LUCY: Yes, putting their money and love and attention behind DIY and small scale venues, nights and ventures. We all know how much smaller venues are closing at an alarming rate and part of it is that fans money is getting sucked by bigger promoters and places. Sharing alternative music press and blogs and zines would also be a good one.
SHAMELESS: Your use of social media to promote your ideals is very inspiring! How has social media impacted your ability to create movement?
JANEY: Thank you, I manage our social media and it’s becoming something of an addiction. Social media is the best way to spread a message far and wide, and encourage other people to share it too. We’ve attracted fans across the world through social media, made friends online with designers, photographers, journalists and filmmakers who want to work with us - it’s an incredible platform.
SHAMELESS: I’d like to address your series on Instagram, Chip Advisor! Surely you are receiving offers from major television networks. What inspired you to begin this (frankly genius) series?
JANEY: We’re all vegetarian or vegan, and we all get hungry after shows but usually the only places open are kebab or chicken shops. So we’ve eaten a lot of chips, we’re chip connoisseurs, and one day the pun came into my head. It’s fun, we challenge each other - each episode is done in 1 take, with less than 30 seconds and whatever comes out comes out and goes online!
ANYA: Janey always videos us doing random shit to appease her aforementioned addiction to the socials. Chip Advisor feeds the beast! We’ve done them in Berlin, Belgium, all over the UK and even Glastonbury. And people really seem to love it. They come up to us at gigs at go, “haha, Chip Advisor is the best!” A fan even designed a T-shirt for us which are for sale on our Bandcamp.
LUCY: We take potato based products incredibly seriously, and there is nothing more disappointing than really craving some chips, purchasing them with your precious, hard-earned £1.20, and then then having them not satisfying you for whatever reason! We want to wake the people up to the characteristics of a good chip so that they too can become chip connoisseurs. If you don’t like our music, you will damn well respect our opinions on fried potatoes.
SHAMELESS: Finally, do you have any advice to youth interested in punk?
JANEY: Seek out music and scenes cultivated by people who need to be listened to in broader society. Set up your own shows, live your activism through your music and your music through your activism. Do it - do it yourself, do it together with friends, and do it with people whose voices need to be heard.
ANYA: You can do it. Amazing songs, beautiful songs, life changing songs, have been written with three chords, a bass and a snare drum, and a good idea.
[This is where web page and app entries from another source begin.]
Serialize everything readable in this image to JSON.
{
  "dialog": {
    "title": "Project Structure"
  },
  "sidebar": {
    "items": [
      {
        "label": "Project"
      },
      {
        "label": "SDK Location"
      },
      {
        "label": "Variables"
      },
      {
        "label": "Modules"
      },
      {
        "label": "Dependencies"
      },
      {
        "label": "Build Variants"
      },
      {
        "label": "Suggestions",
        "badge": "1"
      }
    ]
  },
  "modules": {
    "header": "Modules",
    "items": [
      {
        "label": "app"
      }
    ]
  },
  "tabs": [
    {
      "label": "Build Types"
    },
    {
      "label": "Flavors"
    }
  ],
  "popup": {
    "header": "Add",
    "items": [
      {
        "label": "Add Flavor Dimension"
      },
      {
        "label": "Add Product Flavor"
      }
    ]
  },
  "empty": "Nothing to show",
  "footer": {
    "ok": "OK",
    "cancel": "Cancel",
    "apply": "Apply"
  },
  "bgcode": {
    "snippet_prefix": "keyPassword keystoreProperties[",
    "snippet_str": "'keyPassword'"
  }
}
LUCY: Acquire an instrument on the cheap, or hone your wicked voice and songwriting talents and go at your own pace, on your own if you want, for as long as you need. When you’re ready, you will be able to find people and places to cultivate your talent. Do not let anyone make you think you can not be in a band, I promise that you can.